(What you should do): Determine how many lines of the data include the word "verified", and write only that number.

(Data about app and page elements)
********************
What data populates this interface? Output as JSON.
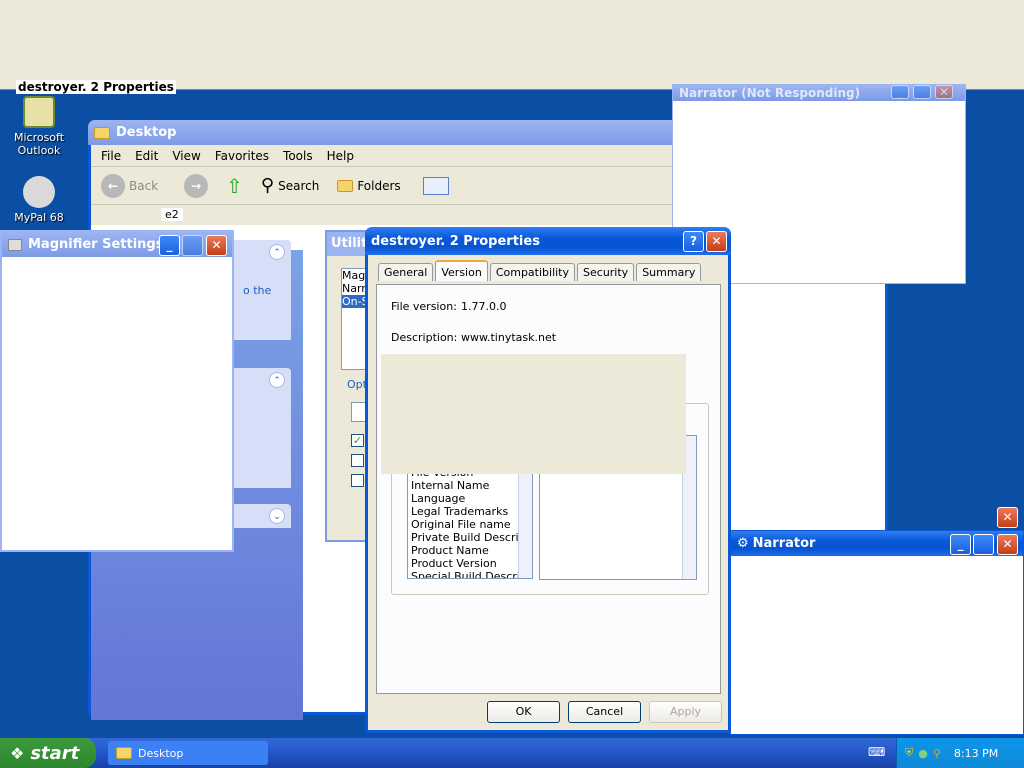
{
  "top_strip": {
    "ghost_title": "destroyer. 2 Properties"
  },
  "desktop_icons": [
    {
      "label": "Microsoft Outlook"
    },
    {
      "label": "MyPal 68"
    }
  ],
  "explorer": {
    "title": "Desktop",
    "menu": [
      "File",
      "Edit",
      "View",
      "Favorites",
      "Tools",
      "Help"
    ],
    "toolbar": {
      "back": "Back",
      "search": "Search",
      "folders": "Folders"
    },
    "address_value": "e2",
    "task_text": "o the"
  },
  "utility": {
    "title": "Utility",
    "items": [
      "Mag",
      "Narr",
      "On-S"
    ],
    "options_label": "Opt"
  },
  "narrator_nr": {
    "title": "Narrator (Not Responding)"
  },
  "magnifier": {
    "title": "Magnifier Settings"
  },
  "narrator": {
    "title": "Narrator"
  },
  "props": {
    "title": "destroyer. 2 Properties",
    "tabs": [
      "General",
      "Version",
      "Compatibility",
      "Security",
      "Summary"
    ],
    "file_version_label": "File version:",
    "file_version": "1.77.0.0",
    "description_label": "Description:",
    "description": "www.tinytask.net",
    "list_items": [
      "File Version",
      "Internal Name",
      "Language",
      "Legal Trademarks",
      "Original File name",
      "Private Build Descripti",
      "Product Name",
      "Product Version",
      "Special Build Descript"
    ],
    "ok": "OK",
    "cancel": "Cancel",
    "apply": "Apply"
  },
  "taskbar": {
    "start": "start",
    "task": "Desktop",
    "clock": "8:13 PM"
  }
}
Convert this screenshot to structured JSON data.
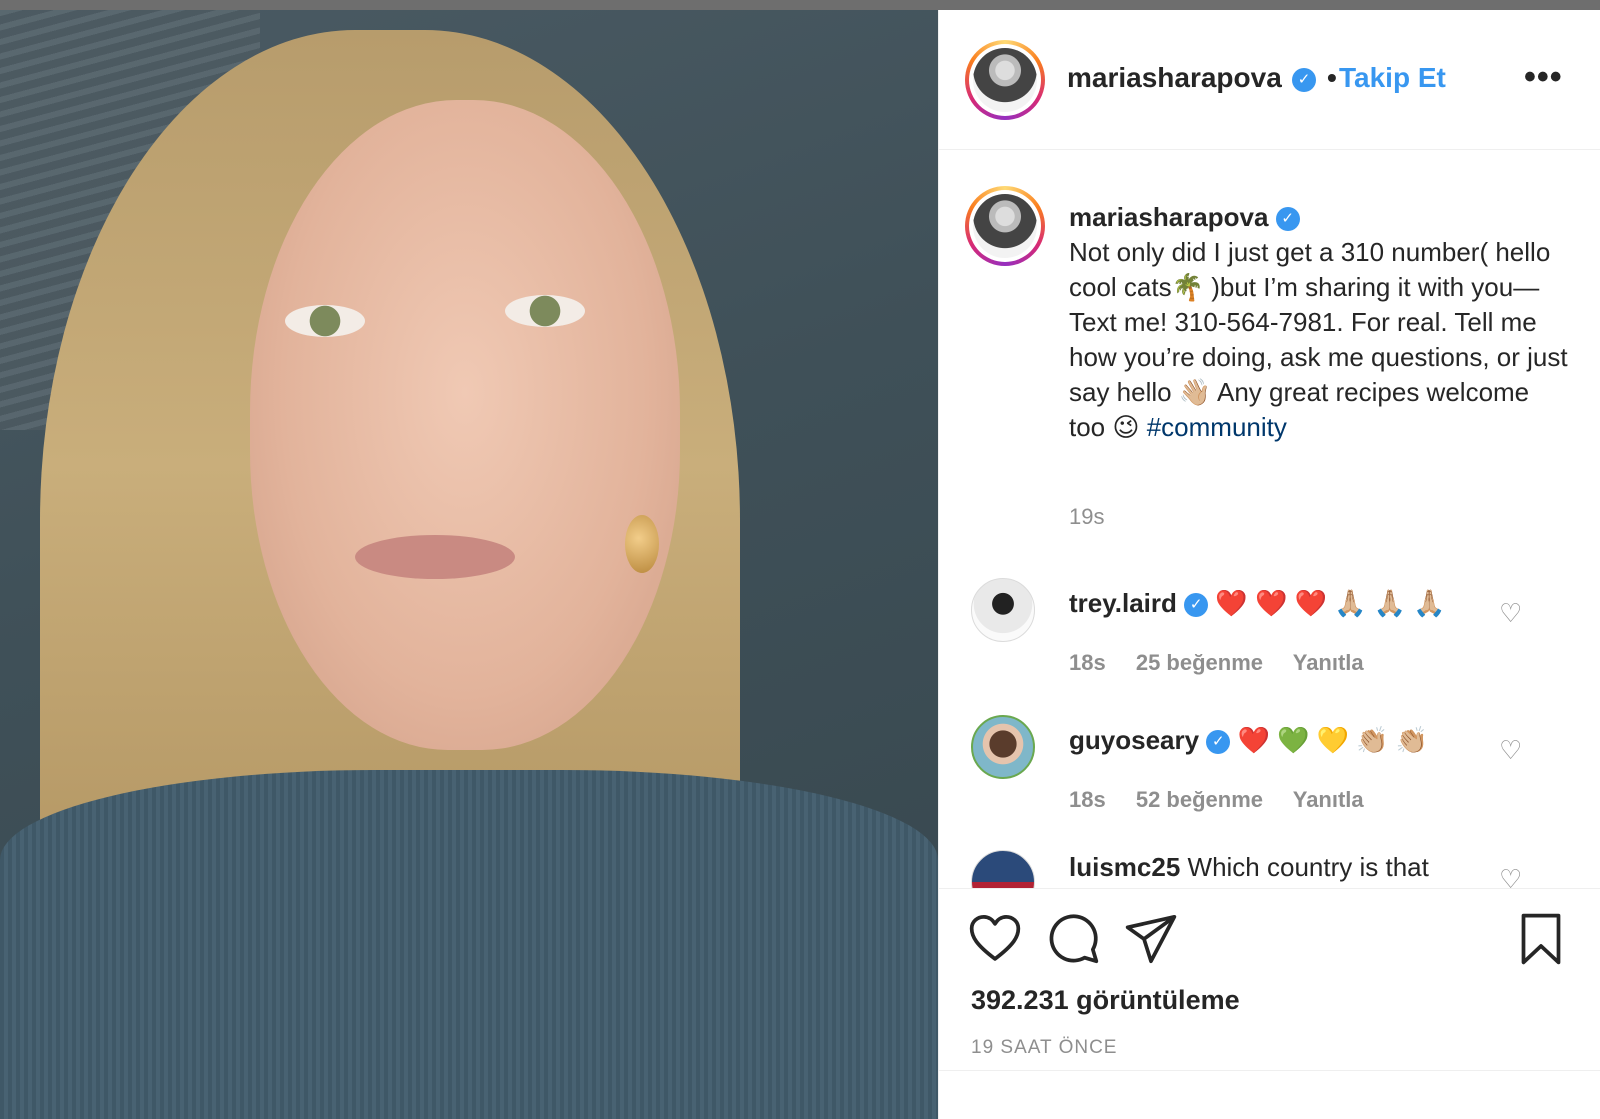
{
  "post": {
    "username": "mariasharapova",
    "follow_label": "Takip Et",
    "dot": "•",
    "more_label": "•••"
  },
  "caption": {
    "username": "mariasharapova",
    "text": "Not only did I just get a 310 number( hello cool cats🌴 )but I’m sharing it with you—Text me! 310-564-7981. For real. Tell me how you’re doing, ask me questions, or just say hello 👋🏼 Any great recipes welcome too 😉",
    "hashtag": "#community",
    "time": "19s"
  },
  "comments": [
    {
      "username": "trey.laird",
      "verified": true,
      "text": "❤️ ❤️ ❤️ 🙏🏼 🙏🏼 🙏🏼",
      "time": "18s",
      "likes": "25 beğenme",
      "reply": "Yanıtla"
    },
    {
      "username": "guyoseary",
      "verified": true,
      "text": "❤️ 💚 💛 👏🏼 👏🏼",
      "time": "18s",
      "likes": "52 beğenme",
      "reply": "Yanıtla"
    },
    {
      "username": "luismc25",
      "verified": false,
      "text": "Which country is that"
    }
  ],
  "footer": {
    "views": "392.231 görüntüleme",
    "time_ago": "19 SAAT ÖNCE"
  },
  "icons": {
    "verified": "verified-badge-icon",
    "like": "heart-icon",
    "comment": "comment-bubble-icon",
    "share": "paper-plane-icon",
    "save": "bookmark-icon"
  },
  "colors": {
    "accent": "#3897f0",
    "hashtag": "#00376b",
    "muted": "#8e8e8e",
    "text": "#262626"
  }
}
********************
(Result of the exercise): 4